2 September 2020

First it was the Foreign Office (FO), then it evolved into the Foreign and Commonwealth Office (FCO), and today it becomes – as foreshadowed by Boris Johnson on 16 June – Britain’s ‘super-department for international affairs’, the Foreign, Commonwealth and Development Office (FCDO). Was this a good idea?

Trailed for months ahead and having in some measure been put into practice by stealth, the FCO is said in an official statement to have now formally ‘merged’ with the Department for International Development (DfID – pronounced ‘Diffid’). But let the government’s emollient language foster  no illusions: this is a hostile takeover, as was always feared by the staff of DfID and is confirmed by the senior appointments announced in recent days.

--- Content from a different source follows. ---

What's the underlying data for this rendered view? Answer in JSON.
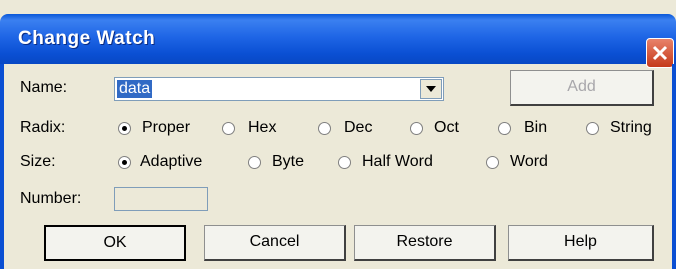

The foreign secretary is head of the new department, and its permanent under-secretary and five of the seven members (including the political director) of its management board come from the FCO stable – leaving the former DfID with only two representatives at senior level. Substantially for this reason but also because even the acronym of the new department (FCDO) hardly trips off the tongue, it will almost certainly be referred to in common parlance as the ‘Foreign Office’. Was this takeover a good idea?

The chief argument for including responsibility for development assistance in any foreign ministry is the unsentimental one that this makes it easier to ensure that it only goes to countries where it will foster important national interests; in other words, it makes aid a more effective instrument of economic statecraft. Boris Johnson could not have made clearer why he thought this essential for Britain by saying in the House of Commons that ‘For too long, frankly, UK overseas aid has been treated like a giant cashpoint in the sky, that arrives without any reference to UK interests.’ It is for this reason that the foreign ministries of other rich countries have already embraced development aid, and it was the case in Britain itself until 1997. The practice, however, has drawbacks, some of which are dependent on circumstances – and the observer’s point of view.

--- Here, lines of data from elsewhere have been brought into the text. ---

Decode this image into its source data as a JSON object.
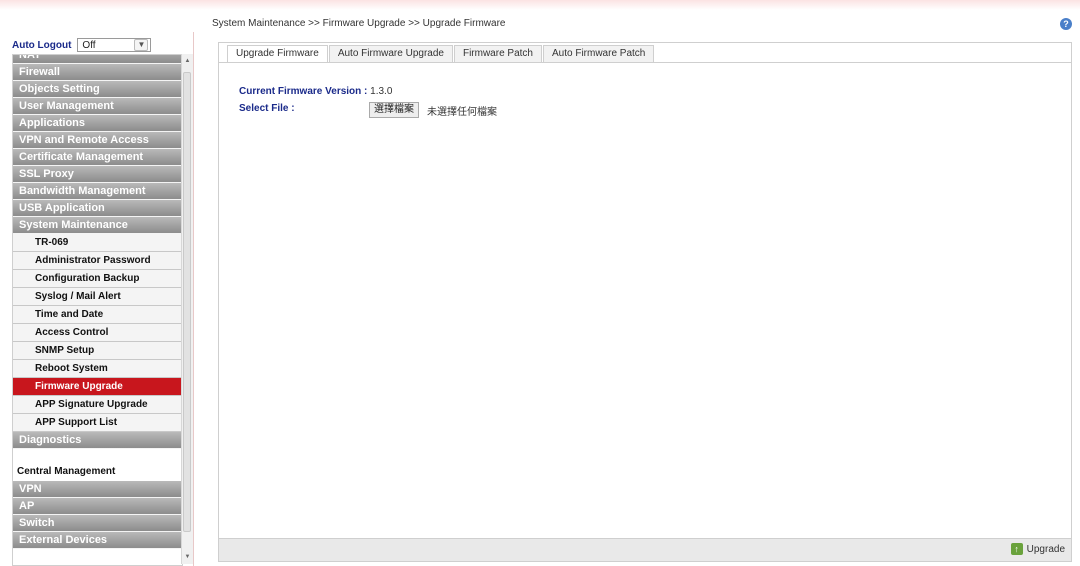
{
  "auto_logout": {
    "label": "Auto Logout",
    "value": "Off"
  },
  "menu": [
    {
      "type": "group",
      "label": "NAT"
    },
    {
      "type": "group",
      "label": "Firewall"
    },
    {
      "type": "group",
      "label": "Objects Setting"
    },
    {
      "type": "group",
      "label": "User Management"
    },
    {
      "type": "group",
      "label": "Applications"
    },
    {
      "type": "group",
      "label": "VPN and Remote Access"
    },
    {
      "type": "group",
      "label": "Certificate Management"
    },
    {
      "type": "group",
      "label": "SSL Proxy"
    },
    {
      "type": "group",
      "label": "Bandwidth Management"
    },
    {
      "type": "group",
      "label": "USB Application"
    },
    {
      "type": "group",
      "label": "System Maintenance"
    },
    {
      "type": "sub",
      "label": "TR-069"
    },
    {
      "type": "sub",
      "label": "Administrator Password"
    },
    {
      "type": "sub",
      "label": "Configuration Backup"
    },
    {
      "type": "sub",
      "label": "Syslog / Mail Alert"
    },
    {
      "type": "sub",
      "label": "Time and Date"
    },
    {
      "type": "sub",
      "label": "Access Control"
    },
    {
      "type": "sub",
      "label": "SNMP Setup"
    },
    {
      "type": "sub",
      "label": "Reboot System"
    },
    {
      "type": "sub",
      "label": "Firmware Upgrade",
      "active": true
    },
    {
      "type": "sub",
      "label": "APP Signature Upgrade"
    },
    {
      "type": "sub",
      "label": "APP Support List"
    },
    {
      "type": "group",
      "label": "Diagnostics"
    },
    {
      "type": "spacer"
    },
    {
      "type": "plain",
      "label": "Central Management"
    },
    {
      "type": "group",
      "label": "VPN"
    },
    {
      "type": "group",
      "label": "AP"
    },
    {
      "type": "group",
      "label": "Switch"
    },
    {
      "type": "group",
      "label": "External Devices"
    }
  ],
  "breadcrumb": "System Maintenance >> Firmware Upgrade >> Upgrade Firmware",
  "tabs": [
    "Upgrade Firmware",
    "Auto Firmware Upgrade",
    "Firmware Patch",
    "Auto Firmware Patch"
  ],
  "firmware": {
    "version_label": "Current Firmware Version :",
    "version_value": "1.3.0",
    "select_label": "Select File :",
    "choose_button": "選擇檔案",
    "no_file_text": "未選擇任何檔案"
  },
  "upgrade_button": "Upgrade",
  "colors": {
    "active_menu": "#c8161d",
    "group_bg": "#9e9e9e",
    "label_blue": "#1a2a8a"
  }
}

Adoption of a super-foreign ministry in Canada some years ago had an unintended consequence because of the larger budget and staff members of the former international development ministry: ‘rather than foreign policy leading development policy, the opposite happened.’ In Britain’s case, the profile of the management board of the new Foreign Office makes this highly unlikely. More probable, because mergers of major departments can take at least two years to bed in, is that the new FCDO is likely to suffer a loss of efficiency at precisely the time that the UK is cut adrift from the EU and when global risks on many fronts are multiplying [UPDATE 20 Feb 2022: this proved only too true]. But these are contingent considerations. There are two arguments against placing development assistance in a foreign ministry that are relevant to all or at least most circumstances.

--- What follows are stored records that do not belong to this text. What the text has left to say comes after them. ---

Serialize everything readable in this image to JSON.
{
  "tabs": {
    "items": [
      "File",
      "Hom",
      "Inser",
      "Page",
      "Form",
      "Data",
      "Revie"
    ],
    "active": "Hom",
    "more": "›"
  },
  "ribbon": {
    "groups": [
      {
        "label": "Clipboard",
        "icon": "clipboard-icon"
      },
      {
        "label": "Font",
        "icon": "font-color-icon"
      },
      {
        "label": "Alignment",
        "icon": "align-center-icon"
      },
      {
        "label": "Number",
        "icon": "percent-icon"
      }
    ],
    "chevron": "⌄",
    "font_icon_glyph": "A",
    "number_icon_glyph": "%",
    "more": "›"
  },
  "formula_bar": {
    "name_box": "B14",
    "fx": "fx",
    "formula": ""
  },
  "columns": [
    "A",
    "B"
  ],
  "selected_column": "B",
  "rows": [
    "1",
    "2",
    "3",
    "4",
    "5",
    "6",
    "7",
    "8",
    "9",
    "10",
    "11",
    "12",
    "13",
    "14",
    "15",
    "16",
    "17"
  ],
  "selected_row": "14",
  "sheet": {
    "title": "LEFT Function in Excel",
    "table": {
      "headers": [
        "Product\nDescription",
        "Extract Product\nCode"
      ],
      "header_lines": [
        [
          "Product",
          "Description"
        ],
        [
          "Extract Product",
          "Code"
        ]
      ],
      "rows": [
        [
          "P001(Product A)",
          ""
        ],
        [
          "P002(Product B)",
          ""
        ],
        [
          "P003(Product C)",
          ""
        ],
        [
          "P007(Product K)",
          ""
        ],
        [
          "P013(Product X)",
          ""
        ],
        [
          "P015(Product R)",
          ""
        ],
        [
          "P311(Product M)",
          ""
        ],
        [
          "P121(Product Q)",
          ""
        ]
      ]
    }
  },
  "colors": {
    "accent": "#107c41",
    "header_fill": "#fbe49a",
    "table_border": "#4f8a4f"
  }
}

First, foreign aid work requires special skills, notably in development project management, and a department in which foreign aid lacks budgetary control and is the poor relation is unlikely to be attractive to the most qualified, experienced and highly motivated individuals in this field. And even a ministry of the sort Boris Johnson has in mind will need first-rate people. Perhaps it is sensitivity to this point that has contributed to the decision of his government to appoint Juliet Chua as ‘Director General Finance and Corporate’, one of the two ex-DfID members of the management board of the new Foreign Office.

Second, because a department like the new British FCDO is predicated on rejection of the argument that aid should go to the most deserving, irrespective of any tangible advantages the donor might obtain in return, it surrenders the moral high ground. In the process, it forfeits an intangible advantage of great diplomatic value; namely, a reputation for generosity that translates into influence or, if you will, soft power. Thus Patrick Watt of Christian Aid, reacting to the proposal to submerge DfID in the FCO, said that it was ‘an act of political vandalism,’ adding that it ‘threatens a double whammy to people in poverty, and to our standing in the world.’

Loss of influence via good reputation is the most often cited drawback of getting rid of a separate development ministry, and it is a strong argument as far as it goes. The trouble is that it tends to ignore that fact that the whole point of the super-department exercise is also to gain influence, albeit by another means (the manipulation of foreign aid). As a result, the net effect on influence of the change is a moot point.

All things considered, I favour the retention of a separate department for development assistance, allied to mechanisms such as inter-departmental committees, joint junior ministers and in-country collaboration between ambassadors and aid officials, for ensuring that aid decisions do not ignore serious foreign policy considerations. This sort of thing has already been going on in the UK. But arrangements of this kind are too low-key for a populist leader and showman like Boris Johnson (now falling apart) and the openly civil service-hating and de facto British prime minister, Dominic Cummings.